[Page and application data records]

☆ ☆ ☆ ☆

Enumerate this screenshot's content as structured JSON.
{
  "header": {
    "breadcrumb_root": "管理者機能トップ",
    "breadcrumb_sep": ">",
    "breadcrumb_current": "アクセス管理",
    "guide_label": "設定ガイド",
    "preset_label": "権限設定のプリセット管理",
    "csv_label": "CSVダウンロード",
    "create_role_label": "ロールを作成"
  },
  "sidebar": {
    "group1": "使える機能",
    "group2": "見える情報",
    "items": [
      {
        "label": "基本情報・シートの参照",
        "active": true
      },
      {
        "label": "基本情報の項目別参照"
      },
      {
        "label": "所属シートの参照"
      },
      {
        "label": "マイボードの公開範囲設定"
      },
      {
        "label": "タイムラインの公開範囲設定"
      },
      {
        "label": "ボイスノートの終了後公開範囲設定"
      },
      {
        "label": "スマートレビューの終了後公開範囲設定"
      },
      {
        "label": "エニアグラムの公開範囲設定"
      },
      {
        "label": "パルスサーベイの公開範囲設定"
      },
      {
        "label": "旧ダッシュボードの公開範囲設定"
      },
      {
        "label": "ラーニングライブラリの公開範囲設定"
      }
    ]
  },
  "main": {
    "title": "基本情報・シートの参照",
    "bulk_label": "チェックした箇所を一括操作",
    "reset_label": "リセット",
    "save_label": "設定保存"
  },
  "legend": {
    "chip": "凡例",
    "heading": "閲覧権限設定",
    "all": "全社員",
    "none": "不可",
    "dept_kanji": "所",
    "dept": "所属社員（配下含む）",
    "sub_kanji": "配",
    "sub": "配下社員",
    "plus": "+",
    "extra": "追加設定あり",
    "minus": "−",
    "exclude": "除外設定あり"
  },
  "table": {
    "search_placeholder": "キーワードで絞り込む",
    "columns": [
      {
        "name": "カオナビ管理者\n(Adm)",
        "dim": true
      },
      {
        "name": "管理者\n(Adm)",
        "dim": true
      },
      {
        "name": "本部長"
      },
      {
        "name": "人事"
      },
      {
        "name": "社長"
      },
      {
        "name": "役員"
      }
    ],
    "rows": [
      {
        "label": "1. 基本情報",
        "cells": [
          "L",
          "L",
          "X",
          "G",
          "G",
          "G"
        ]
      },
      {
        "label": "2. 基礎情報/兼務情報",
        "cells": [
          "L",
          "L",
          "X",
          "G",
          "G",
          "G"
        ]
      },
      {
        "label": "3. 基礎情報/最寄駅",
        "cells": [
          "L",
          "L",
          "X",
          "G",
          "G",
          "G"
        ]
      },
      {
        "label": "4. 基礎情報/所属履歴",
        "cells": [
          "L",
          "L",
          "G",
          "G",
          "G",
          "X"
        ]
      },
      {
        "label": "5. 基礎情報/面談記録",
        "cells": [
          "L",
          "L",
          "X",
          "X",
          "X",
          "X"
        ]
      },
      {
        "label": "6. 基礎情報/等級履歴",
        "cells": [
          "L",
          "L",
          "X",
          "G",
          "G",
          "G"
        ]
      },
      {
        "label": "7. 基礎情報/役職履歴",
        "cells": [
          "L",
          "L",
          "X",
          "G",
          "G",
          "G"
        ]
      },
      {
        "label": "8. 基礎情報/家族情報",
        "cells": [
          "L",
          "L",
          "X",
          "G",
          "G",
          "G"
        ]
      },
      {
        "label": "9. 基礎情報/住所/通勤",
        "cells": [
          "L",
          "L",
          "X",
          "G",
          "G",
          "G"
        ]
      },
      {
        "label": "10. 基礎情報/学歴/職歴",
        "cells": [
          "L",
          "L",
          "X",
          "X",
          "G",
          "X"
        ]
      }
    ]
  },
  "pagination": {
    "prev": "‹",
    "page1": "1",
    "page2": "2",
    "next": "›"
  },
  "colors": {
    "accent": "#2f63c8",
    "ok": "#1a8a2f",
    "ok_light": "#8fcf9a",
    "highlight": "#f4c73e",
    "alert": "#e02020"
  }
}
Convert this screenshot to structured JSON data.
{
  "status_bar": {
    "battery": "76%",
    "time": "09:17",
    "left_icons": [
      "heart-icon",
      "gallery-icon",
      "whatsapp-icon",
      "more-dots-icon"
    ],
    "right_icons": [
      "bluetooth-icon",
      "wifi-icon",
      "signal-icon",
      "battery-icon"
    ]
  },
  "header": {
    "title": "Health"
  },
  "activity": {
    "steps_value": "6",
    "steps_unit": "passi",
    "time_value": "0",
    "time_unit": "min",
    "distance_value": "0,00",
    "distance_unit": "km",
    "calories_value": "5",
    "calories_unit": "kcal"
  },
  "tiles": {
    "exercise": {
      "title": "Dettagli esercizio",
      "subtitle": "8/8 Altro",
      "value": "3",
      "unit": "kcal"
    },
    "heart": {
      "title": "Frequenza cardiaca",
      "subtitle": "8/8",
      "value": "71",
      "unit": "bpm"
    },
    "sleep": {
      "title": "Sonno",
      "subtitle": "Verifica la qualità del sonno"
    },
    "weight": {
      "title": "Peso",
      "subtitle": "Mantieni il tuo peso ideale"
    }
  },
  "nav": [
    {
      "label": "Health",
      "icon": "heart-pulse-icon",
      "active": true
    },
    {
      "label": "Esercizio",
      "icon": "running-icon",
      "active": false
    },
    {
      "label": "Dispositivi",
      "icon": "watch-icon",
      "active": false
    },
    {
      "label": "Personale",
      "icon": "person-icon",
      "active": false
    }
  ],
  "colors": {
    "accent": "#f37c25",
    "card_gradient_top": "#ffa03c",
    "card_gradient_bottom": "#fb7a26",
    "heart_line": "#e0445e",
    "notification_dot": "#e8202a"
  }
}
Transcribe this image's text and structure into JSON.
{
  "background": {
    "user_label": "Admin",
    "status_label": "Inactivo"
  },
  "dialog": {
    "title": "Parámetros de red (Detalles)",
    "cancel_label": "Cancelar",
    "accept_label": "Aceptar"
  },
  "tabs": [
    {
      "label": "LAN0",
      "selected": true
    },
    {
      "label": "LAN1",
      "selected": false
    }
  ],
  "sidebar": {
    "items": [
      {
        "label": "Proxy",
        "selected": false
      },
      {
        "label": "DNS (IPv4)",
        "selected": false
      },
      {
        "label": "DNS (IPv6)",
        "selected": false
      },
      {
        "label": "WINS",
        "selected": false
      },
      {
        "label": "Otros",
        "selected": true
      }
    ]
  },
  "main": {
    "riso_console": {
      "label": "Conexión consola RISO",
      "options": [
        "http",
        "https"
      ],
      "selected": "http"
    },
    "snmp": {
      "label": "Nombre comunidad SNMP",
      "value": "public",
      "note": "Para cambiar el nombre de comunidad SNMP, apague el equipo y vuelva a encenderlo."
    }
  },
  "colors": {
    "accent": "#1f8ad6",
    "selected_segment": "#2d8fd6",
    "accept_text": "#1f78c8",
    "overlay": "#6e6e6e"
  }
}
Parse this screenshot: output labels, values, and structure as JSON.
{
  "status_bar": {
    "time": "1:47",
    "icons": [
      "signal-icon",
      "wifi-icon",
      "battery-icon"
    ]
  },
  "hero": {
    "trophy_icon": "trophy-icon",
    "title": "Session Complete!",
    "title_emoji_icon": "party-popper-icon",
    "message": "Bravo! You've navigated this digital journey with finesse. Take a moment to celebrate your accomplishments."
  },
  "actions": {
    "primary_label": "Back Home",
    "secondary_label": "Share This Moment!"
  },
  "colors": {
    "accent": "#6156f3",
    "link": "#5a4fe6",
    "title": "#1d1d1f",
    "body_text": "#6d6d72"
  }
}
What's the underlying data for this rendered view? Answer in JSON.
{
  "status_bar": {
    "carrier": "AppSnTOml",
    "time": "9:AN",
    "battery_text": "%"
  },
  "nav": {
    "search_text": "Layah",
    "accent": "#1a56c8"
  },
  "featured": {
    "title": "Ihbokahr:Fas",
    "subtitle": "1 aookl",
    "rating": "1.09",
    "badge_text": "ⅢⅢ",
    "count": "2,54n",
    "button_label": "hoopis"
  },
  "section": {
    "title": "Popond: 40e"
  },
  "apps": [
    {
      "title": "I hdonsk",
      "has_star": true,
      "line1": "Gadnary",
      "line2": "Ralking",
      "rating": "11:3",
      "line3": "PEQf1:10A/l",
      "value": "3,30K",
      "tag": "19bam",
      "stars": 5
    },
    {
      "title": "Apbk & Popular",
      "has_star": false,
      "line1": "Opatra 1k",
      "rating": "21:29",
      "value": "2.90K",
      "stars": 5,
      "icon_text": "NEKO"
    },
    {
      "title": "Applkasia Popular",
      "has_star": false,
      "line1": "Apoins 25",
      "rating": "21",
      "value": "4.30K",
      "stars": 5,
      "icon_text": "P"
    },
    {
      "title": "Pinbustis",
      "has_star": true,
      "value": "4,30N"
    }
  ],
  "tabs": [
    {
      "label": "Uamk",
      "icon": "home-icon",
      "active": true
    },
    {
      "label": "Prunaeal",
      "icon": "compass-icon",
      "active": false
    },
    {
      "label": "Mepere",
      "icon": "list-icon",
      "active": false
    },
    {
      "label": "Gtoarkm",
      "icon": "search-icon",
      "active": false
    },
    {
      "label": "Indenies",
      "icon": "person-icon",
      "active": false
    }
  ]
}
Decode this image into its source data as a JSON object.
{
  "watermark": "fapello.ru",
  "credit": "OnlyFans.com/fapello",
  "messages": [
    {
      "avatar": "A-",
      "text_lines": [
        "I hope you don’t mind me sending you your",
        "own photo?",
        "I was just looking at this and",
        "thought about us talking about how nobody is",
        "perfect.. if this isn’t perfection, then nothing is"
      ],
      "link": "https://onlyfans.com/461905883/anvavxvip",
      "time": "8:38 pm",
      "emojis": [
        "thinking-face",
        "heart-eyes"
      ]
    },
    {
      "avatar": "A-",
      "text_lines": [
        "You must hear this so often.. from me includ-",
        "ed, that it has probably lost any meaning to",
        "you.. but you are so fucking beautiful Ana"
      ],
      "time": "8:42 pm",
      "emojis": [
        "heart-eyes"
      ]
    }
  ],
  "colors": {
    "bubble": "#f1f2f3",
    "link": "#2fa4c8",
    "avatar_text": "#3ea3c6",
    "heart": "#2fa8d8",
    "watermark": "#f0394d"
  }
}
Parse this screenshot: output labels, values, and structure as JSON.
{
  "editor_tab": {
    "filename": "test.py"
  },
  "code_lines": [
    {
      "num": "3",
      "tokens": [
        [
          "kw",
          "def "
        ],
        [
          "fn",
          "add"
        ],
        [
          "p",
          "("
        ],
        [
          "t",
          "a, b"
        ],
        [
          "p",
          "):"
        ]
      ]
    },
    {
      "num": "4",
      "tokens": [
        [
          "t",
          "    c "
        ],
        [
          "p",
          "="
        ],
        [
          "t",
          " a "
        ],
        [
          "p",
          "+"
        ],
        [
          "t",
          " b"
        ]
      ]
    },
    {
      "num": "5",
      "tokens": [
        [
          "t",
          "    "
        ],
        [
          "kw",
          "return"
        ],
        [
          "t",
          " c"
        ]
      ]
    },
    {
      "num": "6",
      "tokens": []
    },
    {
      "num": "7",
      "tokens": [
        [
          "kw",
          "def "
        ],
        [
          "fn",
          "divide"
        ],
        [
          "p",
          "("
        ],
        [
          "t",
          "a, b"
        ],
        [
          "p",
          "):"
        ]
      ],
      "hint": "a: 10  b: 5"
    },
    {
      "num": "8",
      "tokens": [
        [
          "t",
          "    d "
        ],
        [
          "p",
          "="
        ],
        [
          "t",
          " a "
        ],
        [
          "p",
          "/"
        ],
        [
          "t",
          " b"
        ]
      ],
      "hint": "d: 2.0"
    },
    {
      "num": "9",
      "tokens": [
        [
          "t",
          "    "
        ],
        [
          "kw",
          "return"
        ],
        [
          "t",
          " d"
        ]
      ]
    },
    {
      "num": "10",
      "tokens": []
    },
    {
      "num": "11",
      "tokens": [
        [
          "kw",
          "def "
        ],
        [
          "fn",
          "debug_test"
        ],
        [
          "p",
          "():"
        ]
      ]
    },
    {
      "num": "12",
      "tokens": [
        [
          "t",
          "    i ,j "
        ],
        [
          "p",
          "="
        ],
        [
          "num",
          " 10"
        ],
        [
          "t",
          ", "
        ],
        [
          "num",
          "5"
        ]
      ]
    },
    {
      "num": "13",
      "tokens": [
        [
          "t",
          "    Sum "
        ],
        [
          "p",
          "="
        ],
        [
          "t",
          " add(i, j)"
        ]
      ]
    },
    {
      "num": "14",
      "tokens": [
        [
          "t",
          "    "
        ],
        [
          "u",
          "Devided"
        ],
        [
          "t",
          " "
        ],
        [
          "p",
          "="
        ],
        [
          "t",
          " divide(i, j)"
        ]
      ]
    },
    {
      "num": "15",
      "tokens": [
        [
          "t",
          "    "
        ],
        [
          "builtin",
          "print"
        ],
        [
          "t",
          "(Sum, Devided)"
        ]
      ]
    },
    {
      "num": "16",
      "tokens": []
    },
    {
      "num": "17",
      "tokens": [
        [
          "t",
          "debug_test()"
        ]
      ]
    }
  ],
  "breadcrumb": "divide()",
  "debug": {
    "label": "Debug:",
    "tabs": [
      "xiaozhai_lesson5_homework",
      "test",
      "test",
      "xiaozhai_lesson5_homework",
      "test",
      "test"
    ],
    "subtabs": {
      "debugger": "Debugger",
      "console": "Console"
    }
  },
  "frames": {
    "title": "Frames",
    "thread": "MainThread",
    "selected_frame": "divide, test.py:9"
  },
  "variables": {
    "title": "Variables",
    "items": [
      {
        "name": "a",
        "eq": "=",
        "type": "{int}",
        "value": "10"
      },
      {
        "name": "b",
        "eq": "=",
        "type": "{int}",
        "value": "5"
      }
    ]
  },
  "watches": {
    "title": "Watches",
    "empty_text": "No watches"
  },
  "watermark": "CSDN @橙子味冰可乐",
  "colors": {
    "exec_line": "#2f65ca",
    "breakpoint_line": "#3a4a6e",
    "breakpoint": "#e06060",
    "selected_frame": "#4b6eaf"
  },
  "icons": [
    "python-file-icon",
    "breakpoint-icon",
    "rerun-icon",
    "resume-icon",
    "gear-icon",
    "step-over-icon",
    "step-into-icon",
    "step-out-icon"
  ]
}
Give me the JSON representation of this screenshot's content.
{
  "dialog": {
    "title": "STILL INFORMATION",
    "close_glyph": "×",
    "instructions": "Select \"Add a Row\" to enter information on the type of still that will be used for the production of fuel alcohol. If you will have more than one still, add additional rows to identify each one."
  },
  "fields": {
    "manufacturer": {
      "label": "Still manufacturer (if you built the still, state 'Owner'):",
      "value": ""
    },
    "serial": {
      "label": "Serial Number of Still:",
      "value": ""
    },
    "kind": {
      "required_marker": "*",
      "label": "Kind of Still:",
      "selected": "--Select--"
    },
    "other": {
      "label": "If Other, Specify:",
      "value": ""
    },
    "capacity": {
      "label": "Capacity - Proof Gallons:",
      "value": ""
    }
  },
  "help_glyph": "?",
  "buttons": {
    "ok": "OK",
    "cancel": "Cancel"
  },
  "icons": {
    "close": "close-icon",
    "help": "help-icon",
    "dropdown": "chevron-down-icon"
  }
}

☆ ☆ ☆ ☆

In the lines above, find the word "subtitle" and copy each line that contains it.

      "subtitle": "8/8 Altro",
      "subtitle": "8/8",
      "subtitle": "Verifica la qualità del sonno"
      "subtitle": "Mantieni il tuo peso ideale"
    "subtitle": "1 aookl",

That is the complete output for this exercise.